8 Ways to Cope If You Can’t See Family and Friends This Holiday Season
The first year of this new decade has been full of anxiety, stress, frustration, confusion, fear, and disappointments. For many people, it’s meant losing a job—or a loved one. For others, it’s forced them to make difficult decisions about significant life events, like canceling their wedding or giving birth alone. No matter how the coronavirus pandemic has shaped and changed your life, it’s safe to say that everyone has had a lack of celebrations this year, with virtual birthday parties, vow exchanges, and graduations taking the place of in-person gatherings.
As we inch closer to a much-anticipated holiday season, many people may feel emotional. After all, what will the holidays be like if we can’t see our family face-to-face?
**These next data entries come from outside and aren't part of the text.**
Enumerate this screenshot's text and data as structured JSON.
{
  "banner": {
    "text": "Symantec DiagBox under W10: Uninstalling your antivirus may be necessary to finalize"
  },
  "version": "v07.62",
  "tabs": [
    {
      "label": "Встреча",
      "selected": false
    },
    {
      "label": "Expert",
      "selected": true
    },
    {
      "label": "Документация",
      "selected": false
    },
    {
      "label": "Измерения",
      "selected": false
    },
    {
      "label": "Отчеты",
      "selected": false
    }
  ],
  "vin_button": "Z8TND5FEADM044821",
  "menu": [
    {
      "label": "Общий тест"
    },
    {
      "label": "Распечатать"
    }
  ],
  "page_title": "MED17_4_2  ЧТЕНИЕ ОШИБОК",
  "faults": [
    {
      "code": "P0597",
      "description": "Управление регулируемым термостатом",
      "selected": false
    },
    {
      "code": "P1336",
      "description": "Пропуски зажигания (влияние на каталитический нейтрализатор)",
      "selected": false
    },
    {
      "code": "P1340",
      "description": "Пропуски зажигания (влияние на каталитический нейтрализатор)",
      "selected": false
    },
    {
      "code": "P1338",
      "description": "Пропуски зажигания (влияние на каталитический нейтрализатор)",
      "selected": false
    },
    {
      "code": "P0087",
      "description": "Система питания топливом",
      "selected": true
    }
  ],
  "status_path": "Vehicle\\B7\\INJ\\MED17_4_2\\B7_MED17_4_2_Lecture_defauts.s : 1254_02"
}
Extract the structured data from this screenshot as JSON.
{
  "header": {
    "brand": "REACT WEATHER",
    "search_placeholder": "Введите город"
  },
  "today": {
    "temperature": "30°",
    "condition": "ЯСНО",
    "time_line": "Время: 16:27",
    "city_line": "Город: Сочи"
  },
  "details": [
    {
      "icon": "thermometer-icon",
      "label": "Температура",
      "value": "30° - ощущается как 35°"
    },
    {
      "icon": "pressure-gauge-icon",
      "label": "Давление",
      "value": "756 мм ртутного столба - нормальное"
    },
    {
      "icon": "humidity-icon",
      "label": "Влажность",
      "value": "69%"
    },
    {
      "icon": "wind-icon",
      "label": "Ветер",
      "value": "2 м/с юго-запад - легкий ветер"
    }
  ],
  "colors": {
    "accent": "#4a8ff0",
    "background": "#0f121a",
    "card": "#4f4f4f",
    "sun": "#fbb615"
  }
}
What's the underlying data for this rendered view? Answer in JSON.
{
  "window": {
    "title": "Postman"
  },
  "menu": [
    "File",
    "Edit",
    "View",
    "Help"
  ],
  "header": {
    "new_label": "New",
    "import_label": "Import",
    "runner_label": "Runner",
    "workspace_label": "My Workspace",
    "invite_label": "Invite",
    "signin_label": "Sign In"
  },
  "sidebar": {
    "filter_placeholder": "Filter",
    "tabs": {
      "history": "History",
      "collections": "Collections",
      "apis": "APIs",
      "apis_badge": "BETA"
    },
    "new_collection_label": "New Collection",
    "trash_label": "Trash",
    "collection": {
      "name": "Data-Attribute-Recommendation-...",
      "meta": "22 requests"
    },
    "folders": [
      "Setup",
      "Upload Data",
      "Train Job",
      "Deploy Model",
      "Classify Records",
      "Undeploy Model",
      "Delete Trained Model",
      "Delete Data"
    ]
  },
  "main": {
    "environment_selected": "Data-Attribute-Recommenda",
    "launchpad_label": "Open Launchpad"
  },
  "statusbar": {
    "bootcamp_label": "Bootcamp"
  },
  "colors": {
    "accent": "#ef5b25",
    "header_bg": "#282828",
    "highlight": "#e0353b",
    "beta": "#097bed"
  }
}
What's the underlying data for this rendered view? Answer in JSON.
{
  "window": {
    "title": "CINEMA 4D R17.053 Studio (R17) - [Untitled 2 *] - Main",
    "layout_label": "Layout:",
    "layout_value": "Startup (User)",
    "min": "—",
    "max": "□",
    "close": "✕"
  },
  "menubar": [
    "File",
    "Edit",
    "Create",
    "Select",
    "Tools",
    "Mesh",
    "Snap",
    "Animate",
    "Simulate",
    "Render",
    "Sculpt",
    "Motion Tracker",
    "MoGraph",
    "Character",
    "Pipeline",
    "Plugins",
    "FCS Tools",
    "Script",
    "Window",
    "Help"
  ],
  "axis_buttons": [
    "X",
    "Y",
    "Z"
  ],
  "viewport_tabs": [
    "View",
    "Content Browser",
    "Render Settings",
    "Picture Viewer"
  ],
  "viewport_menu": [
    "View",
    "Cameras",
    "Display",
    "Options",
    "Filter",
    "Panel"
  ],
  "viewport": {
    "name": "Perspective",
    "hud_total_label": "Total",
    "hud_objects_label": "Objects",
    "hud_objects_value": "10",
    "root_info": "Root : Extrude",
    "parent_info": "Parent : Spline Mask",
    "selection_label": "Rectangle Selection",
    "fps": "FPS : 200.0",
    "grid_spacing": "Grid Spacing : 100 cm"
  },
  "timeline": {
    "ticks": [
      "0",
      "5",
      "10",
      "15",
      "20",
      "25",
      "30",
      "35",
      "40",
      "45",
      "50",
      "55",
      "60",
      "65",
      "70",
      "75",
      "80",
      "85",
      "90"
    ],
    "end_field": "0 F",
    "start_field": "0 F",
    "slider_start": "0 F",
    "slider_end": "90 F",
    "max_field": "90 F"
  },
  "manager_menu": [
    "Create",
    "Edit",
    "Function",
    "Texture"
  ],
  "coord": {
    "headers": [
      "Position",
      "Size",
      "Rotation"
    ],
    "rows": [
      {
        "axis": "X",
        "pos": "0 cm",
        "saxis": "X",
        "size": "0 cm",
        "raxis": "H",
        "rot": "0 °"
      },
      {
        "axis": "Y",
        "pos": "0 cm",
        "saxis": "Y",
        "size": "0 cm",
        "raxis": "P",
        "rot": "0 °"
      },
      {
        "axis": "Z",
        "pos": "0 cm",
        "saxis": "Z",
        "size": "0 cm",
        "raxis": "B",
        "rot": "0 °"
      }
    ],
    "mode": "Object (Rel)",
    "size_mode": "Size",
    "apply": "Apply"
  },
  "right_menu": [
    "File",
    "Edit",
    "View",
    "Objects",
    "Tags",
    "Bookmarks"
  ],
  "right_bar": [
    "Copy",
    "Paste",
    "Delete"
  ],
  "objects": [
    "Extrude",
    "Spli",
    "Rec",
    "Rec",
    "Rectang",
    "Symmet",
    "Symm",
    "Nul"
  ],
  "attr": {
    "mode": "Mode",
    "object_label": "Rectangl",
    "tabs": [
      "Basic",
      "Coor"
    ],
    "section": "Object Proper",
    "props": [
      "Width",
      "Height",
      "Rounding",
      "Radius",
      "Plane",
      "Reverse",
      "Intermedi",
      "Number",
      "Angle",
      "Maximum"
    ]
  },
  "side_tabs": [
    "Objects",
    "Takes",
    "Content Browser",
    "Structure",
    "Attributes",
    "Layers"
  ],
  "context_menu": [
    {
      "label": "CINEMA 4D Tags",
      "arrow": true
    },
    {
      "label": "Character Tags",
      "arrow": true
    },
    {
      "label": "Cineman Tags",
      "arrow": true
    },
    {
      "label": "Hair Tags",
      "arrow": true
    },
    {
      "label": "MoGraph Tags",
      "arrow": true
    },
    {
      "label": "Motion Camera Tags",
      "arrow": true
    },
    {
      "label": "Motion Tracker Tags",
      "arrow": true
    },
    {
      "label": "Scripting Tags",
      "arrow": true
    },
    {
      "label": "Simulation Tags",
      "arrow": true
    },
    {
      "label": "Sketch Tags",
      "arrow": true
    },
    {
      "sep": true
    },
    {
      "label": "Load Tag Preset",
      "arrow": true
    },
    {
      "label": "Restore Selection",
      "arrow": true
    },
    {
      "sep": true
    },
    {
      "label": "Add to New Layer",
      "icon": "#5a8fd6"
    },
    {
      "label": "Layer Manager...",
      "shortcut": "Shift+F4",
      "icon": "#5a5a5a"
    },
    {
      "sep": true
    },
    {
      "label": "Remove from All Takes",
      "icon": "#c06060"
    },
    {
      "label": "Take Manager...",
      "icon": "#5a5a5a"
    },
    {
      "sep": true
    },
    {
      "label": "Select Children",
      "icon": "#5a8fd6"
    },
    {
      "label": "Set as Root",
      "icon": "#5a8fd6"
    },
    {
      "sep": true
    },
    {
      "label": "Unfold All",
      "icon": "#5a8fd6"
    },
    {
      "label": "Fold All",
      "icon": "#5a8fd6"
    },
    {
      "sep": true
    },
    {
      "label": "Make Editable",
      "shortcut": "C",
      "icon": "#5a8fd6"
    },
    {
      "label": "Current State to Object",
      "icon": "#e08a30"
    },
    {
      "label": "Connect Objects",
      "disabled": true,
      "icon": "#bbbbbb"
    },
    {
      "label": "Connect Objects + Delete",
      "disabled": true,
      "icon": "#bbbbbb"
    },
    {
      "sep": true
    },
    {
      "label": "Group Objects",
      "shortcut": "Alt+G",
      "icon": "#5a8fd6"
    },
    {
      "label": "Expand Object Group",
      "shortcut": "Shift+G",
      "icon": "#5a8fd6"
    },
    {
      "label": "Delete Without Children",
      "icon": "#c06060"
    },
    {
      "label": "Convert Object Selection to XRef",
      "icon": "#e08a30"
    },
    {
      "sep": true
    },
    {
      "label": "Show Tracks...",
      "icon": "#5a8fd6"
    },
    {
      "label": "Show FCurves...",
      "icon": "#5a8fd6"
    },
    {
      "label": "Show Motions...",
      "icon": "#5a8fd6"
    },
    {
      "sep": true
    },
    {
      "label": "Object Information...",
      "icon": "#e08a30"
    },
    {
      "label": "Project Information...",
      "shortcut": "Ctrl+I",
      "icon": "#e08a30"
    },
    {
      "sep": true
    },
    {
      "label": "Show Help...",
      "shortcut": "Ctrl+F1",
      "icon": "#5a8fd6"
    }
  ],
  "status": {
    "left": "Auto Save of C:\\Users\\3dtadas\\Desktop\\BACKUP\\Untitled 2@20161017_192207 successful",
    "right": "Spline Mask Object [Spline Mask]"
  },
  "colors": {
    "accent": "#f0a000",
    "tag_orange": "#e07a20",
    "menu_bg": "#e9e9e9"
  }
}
Or if we can’t meet our friends for our annual holiday gift exchange or happy hour? With CDC guidelines encouraging people to avoid holiday travel and large gatherings, there’s a chance we’ll find out what small-scale, solitary holidays look like sooner rather than later.
It’s normal to feel disenchanted and flat-out sad about Thanksgiving, Hanukkah, Christmas, and New Year’s Eve when there’s a chance you won’t be able to spend it with the larger circle of people near and dear to you. While psychologists say those feelings are normal and expected, it’s also essential to find coping strategies. We spoke with experts on their best advice for feeling connected and remaining positive during the 2020 holiday season.